Problem requirements — All of the entries below need to be repeated exactly.
── Supplied data ──
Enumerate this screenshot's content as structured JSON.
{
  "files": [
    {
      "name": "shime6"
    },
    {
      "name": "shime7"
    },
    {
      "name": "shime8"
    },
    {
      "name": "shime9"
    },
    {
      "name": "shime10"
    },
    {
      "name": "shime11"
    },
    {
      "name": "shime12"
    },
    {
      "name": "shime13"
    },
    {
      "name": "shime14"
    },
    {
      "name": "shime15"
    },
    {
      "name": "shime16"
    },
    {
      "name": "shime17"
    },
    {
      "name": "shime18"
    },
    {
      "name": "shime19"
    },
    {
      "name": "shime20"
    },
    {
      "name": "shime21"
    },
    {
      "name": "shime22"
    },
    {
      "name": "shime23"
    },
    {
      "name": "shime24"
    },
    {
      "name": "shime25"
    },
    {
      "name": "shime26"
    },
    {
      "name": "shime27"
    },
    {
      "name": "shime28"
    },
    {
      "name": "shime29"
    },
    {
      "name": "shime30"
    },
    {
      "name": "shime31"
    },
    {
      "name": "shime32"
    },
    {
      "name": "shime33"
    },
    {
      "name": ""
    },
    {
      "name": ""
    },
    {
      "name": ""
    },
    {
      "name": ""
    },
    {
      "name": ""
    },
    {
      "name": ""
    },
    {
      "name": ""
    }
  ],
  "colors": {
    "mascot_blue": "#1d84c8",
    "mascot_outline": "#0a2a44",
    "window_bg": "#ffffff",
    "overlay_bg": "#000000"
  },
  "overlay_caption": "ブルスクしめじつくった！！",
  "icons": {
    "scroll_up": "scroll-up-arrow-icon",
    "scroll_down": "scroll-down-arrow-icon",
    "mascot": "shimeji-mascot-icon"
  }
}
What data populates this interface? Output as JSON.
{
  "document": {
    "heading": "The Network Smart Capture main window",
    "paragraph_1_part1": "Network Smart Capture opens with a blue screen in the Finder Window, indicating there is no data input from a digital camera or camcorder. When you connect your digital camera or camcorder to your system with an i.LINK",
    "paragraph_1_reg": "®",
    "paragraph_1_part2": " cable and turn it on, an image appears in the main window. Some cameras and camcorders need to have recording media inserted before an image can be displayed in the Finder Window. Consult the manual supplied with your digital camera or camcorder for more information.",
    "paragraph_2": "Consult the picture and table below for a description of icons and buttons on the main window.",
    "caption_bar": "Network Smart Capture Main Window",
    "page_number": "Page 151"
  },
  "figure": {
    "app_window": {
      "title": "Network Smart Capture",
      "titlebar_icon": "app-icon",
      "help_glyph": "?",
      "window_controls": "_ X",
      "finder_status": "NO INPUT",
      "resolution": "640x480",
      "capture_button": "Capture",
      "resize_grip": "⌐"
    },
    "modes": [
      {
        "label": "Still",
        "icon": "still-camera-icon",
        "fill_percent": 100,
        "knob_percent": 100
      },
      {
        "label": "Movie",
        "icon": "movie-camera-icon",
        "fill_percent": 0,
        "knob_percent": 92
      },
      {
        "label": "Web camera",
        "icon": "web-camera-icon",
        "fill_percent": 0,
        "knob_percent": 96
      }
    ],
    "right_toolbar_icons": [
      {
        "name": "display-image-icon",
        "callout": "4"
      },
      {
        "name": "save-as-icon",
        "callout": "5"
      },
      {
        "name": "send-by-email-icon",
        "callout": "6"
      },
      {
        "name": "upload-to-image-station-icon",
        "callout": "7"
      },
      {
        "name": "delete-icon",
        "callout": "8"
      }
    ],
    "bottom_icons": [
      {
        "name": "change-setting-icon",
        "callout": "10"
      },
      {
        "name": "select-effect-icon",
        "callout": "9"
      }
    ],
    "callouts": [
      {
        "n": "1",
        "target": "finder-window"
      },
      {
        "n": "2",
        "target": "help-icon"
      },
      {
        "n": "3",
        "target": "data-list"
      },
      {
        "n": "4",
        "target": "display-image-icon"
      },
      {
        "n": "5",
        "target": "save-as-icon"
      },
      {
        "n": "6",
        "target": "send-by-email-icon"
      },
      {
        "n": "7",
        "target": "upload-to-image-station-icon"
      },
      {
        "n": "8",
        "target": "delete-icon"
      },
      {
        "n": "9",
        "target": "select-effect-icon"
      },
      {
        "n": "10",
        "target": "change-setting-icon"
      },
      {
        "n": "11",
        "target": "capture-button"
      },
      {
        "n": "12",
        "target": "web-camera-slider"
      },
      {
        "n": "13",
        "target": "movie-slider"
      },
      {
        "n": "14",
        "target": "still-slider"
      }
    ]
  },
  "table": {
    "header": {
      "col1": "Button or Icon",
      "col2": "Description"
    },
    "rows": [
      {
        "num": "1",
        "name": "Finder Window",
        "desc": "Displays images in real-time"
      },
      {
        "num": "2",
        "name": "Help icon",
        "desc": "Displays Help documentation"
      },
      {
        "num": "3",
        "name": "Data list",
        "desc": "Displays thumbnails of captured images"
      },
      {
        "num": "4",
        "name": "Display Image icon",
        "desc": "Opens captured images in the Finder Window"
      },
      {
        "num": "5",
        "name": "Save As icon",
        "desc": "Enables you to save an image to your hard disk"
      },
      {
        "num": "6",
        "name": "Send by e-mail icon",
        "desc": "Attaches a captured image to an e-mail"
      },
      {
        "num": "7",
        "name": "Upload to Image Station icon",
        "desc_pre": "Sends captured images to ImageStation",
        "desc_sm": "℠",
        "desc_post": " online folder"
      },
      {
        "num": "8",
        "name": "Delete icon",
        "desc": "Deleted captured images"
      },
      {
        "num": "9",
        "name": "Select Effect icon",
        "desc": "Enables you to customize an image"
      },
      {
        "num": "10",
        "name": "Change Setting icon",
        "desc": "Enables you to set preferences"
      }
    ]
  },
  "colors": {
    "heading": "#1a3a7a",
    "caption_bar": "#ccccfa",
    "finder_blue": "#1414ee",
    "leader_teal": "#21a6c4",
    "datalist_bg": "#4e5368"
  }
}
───
Task response —
Enumerate this screenshot's content as structured JSON.
{
  "files": [
    {
      "name": "shime6"
    },
    {
      "name": "shime7"
    },
    {
      "name": "shime8"
    },
    {
      "name": "shime9"
    },
    {
      "name": "shime10"
    },
    {
      "name": "shime11"
    },
    {
      "name": "shime12"
    },
    {
      "name": "shime13"
    },
    {
      "name": "shime14"
    },
    {
      "name": "shime15"
    },
    {
      "name": "shime16"
    },
    {
      "name": "shime17"
    },
    {
      "name": "shime18"
    },
    {
      "name": "shime19"
    },
    {
      "name": "shime20"
    },
    {
      "name": "shime21"
    },
    {
      "name": "shime22"
    },
    {
      "name": "shime23"
    },
    {
      "name": "shime24"
    },
    {
      "name": "shime25"
    },
    {
      "name": "shime26"
    },
    {
      "name": "shime27"
    },
    {
      "name": "shime28"
    },
    {
      "name": "shime29"
    },
    {
      "name": "shime30"
    },
    {
      "name": "shime31"
    },
    {
      "name": "shime32"
    },
    {
      "name": "shime33"
    },
    {
      "name": ""
    },
    {
      "name": ""
    },
    {
      "name": ""
    },
    {
      "name": ""
    },
    {
      "name": ""
    },
    {
      "name": ""
    },
    {
      "name": ""
    }
  ],
  "colors": {
    "mascot_blue": "#1d84c8",
    "mascot_outline": "#0a2a44",
    "window_bg": "#ffffff",
    "overlay_bg": "#000000"
  },
  "overlay_caption": "ブルスクしめじつくった！！",
  "icons": {
    "scroll_up": "scroll-up-arrow-icon",
    "scroll_down": "scroll-down-arrow-icon",
    "mascot": "shimeji-mascot-icon"
  }
}
What data populates this interface? Output as JSON.
{
  "document": {
    "heading": "The Network Smart Capture main window",
    "paragraph_1_part1": "Network Smart Capture opens with a blue screen in the Finder Window, indicating there is no data input from a digital camera or camcorder. When you connect your digital camera or camcorder to your system with an i.LINK",
    "paragraph_1_reg": "®",
    "paragraph_1_part2": " cable and turn it on, an image appears in the main window. Some cameras and camcorders need to have recording media inserted before an image can be displayed in the Finder Window. Consult the manual supplied with your digital camera or camcorder for more information.",
    "paragraph_2": "Consult the picture and table below for a description of icons and buttons on the main window.",
    "caption_bar": "Network Smart Capture Main Window",
    "page_number": "Page 151"
  },
  "figure": {
    "app_window": {
      "title": "Network Smart Capture",
      "titlebar_icon": "app-icon",
      "help_glyph": "?",
      "window_controls": "_ X",
      "finder_status": "NO INPUT",
      "resolution": "640x480",
      "capture_button": "Capture",
      "resize_grip": "⌐"
    },
    "modes": [
      {
        "label": "Still",
        "icon": "still-camera-icon",
        "fill_percent": 100,
        "knob_percent": 100
      },
      {
        "label": "Movie",
        "icon": "movie-camera-icon",
        "fill_percent": 0,
        "knob_percent": 92
      },
      {
        "label": "Web camera",
        "icon": "web-camera-icon",
        "fill_percent": 0,
        "knob_percent": 96
      }
    ],
    "right_toolbar_icons": [
      {
        "name": "display-image-icon",
        "callout": "4"
      },
      {
        "name": "save-as-icon",
        "callout": "5"
      },
      {
        "name": "send-by-email-icon",
        "callout": "6"
      },
      {
        "name": "upload-to-image-station-icon",
        "callout": "7"
      },
      {
        "name": "delete-icon",
        "callout": "8"
      }
    ],
    "bottom_icons": [
      {
        "name": "change-setting-icon",
        "callout": "10"
      },
      {
        "name": "select-effect-icon",
        "callout": "9"
      }
    ],
    "callouts": [
      {
        "n": "1",
        "target": "finder-window"
      },
      {
        "n": "2",
        "target": "help-icon"
      },
      {
        "n": "3",
        "target": "data-list"
      },
      {
        "n": "4",
        "target": "display-image-icon"
      },
      {
        "n": "5",
        "target": "save-as-icon"
      },
      {
        "n": "6",
        "target": "send-by-email-icon"
      },
      {
        "n": "7",
        "target": "upload-to-image-station-icon"
      },
      {
        "n": "8",
        "target": "delete-icon"
      },
      {
        "n": "9",
        "target": "select-effect-icon"
      },
      {
        "n": "10",
        "target": "change-setting-icon"
      },
      {
        "n": "11",
        "target": "capture-button"
      },
      {
        "n": "12",
        "target": "web-camera-slider"
      },
      {
        "n": "13",
        "target": "movie-slider"
      },
      {
        "n": "14",
        "target": "still-slider"
      }
    ]
  },
  "table": {
    "header": {
      "col1": "Button or Icon",
      "col2": "Description"
    },
    "rows": [
      {
        "num": "1",
        "name": "Finder Window",
        "desc": "Displays images in real-time"
      },
      {
        "num": "2",
        "name": "Help icon",
        "desc": "Displays Help documentation"
      },
      {
        "num": "3",
        "name": "Data list",
        "desc": "Displays thumbnails of captured images"
      },
      {
        "num": "4",
        "name": "Display Image icon",
        "desc": "Opens captured images in the Finder Window"
      },
      {
        "num": "5",
        "name": "Save As icon",
        "desc": "Enables you to save an image to your hard disk"
      },
      {
        "num": "6",
        "name": "Send by e-mail icon",
        "desc": "Attaches a captured image to an e-mail"
      },
      {
        "num": "7",
        "name": "Upload to Image Station icon",
        "desc_pre": "Sends captured images to ImageStation",
        "desc_sm": "℠",
        "desc_post": " online folder"
      },
      {
        "num": "8",
        "name": "Delete icon",
        "desc": "Deleted captured images"
      },
      {
        "num": "9",
        "name": "Select Effect icon",
        "desc": "Enables you to customize an image"
      },
      {
        "num": "10",
        "name": "Change Setting icon",
        "desc": "Enables you to set preferences"
      }
    ]
  },
  "colors": {
    "heading": "#1a3a7a",
    "caption_bar": "#ccccfa",
    "finder_blue": "#1414ee",
    "leader_teal": "#21a6c4",
    "datalist_bg": "#4e5368"
  }
}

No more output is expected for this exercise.